As with many cancers, early detection improves the likelihood of successful treatment. Early symptoms of bladder cancer often involve urinary symptoms, but unfortunately, many of those symptoms are often thought to be caused by a common condition, such as a urinary tract infection. Blood in the urine may be an early indication of cancer, and other symptoms include the need to urinate more frequently and a painful and/or burning sensation during urination.
The bladder is a hollow organ located in the pelvis that functions as part of the urinary system (see Figure 1). It's primary purpose is to store urine before it is eliminated from the body. Urine travels to the bladder from the kidneys - where it's produced - through tubes called ureters. The bladder wall is comprised of four layers: the urothelium, lamina propria, muscularis propria and serosa.
The urothelium, also called the transitional epithelium or mucosa, is the innermost layer of the bladder and is composed of cells called urothelial or transitional cells. The next layer, the lamina propria, is composed of thin connective tissue, blood vessels and nerves. The muscularis propria is thick muscle that makes up the third layer. Lastly, the outermost layer, the serosa, is made up of fatty connective tissue that helps separate the bladder from nearby organs. Together, all of the layers make up a flexible bladder wall.
The bladder can hold approximately two cups of urine. When it’s full, the urge to urinate occurs. When you are ready to urinate, the muscles in the bladder wall contract and force the urine out of the body through a tube called the urethra.
Types of bladder cancer
Most bladder cancers start in the cells that line the surface of the bladder that’s in contact with urine. The most common type of bladder cancer is transitional cell carcinoma – also called urothelial cell carcinoma – and it is divided into two subtypes: papillary and sessile or flat. Papillary tumors grow from the inner lining of the bladder toward the center of the bladder, while sessile tumors grow along the surface of the lining. Both of these types of tumors can be classified as invasive, which are tumors that have grown deep into the bladder wall, or noninvasive, which are tumors that have not penetrated any other layers of the bladder. Other types of bladder cancer include squamous cell carcinoma, adenocarcinoma and small cell carcinoma—all three may be invasive. These subtypes may also be present in one tumor, which can make accurate diagnosis difficult.
When most people receive a diagnosis of any type of cancer, they want to know what may have caused the disease.

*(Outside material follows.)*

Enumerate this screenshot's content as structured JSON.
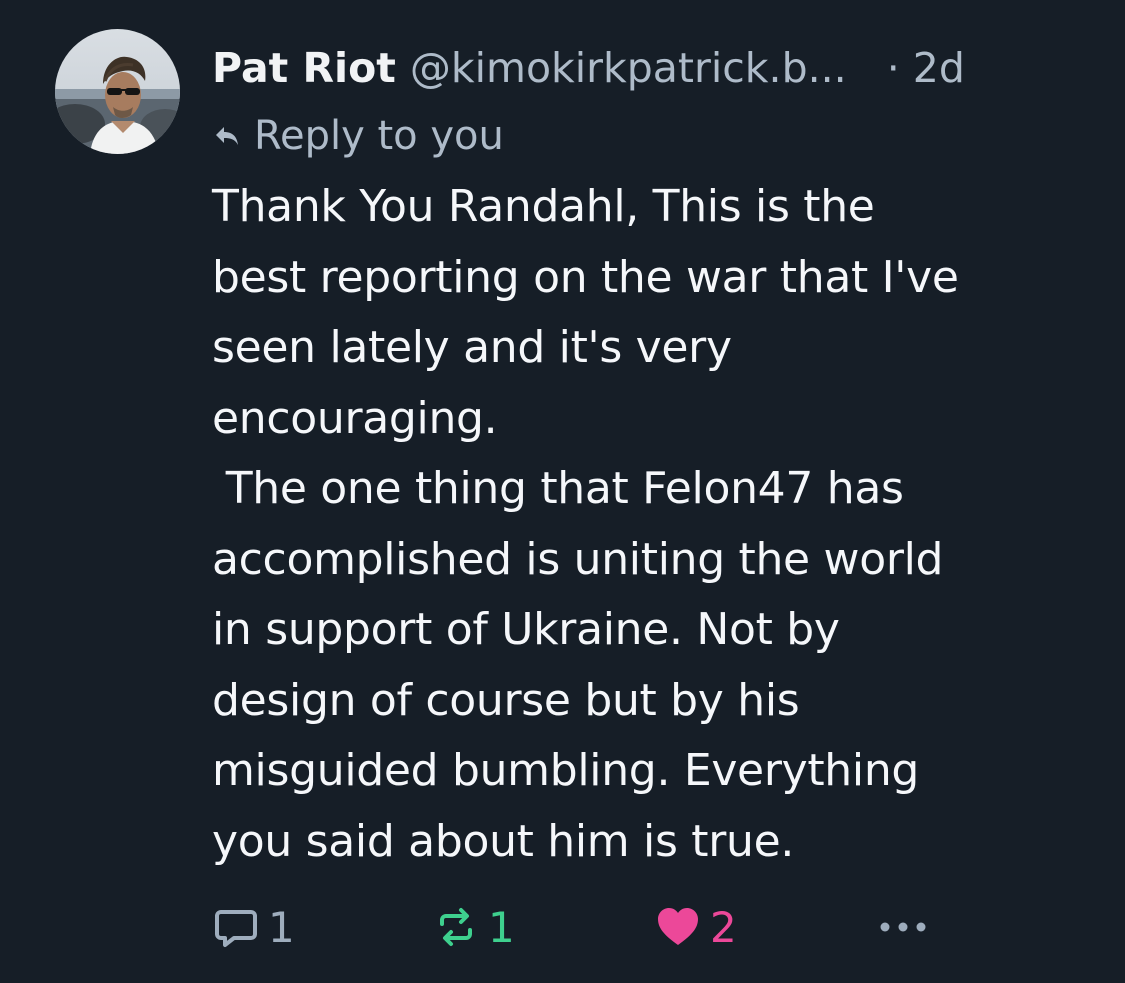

Bladder cancer most frequently develops in people who are 55 years or older; the average age at the time of a bladder cancer diagnosis is 73 years. Bladder cancer occurs three to four times more often in men than women and is more common in white individuals compared with black individuals. The precise cause of bladder cancer remains unknown, but risk factors linked to the disease include smoking, exposure to certain chemicals (particularly those encountered through work in the chemical industry), diesel exhaust, environmental pollutants, chronic bladder infections, a family history of bladder cancer, previous radiation to the pelvis, or prior use of the chemotherapy drug cyclophosphamide (Cytoxan). It’s important to remember that many people diagnosed with bladder cancer don’t have any of these risk factors, and the disease never develops in many people who do have one or more of these risk factors.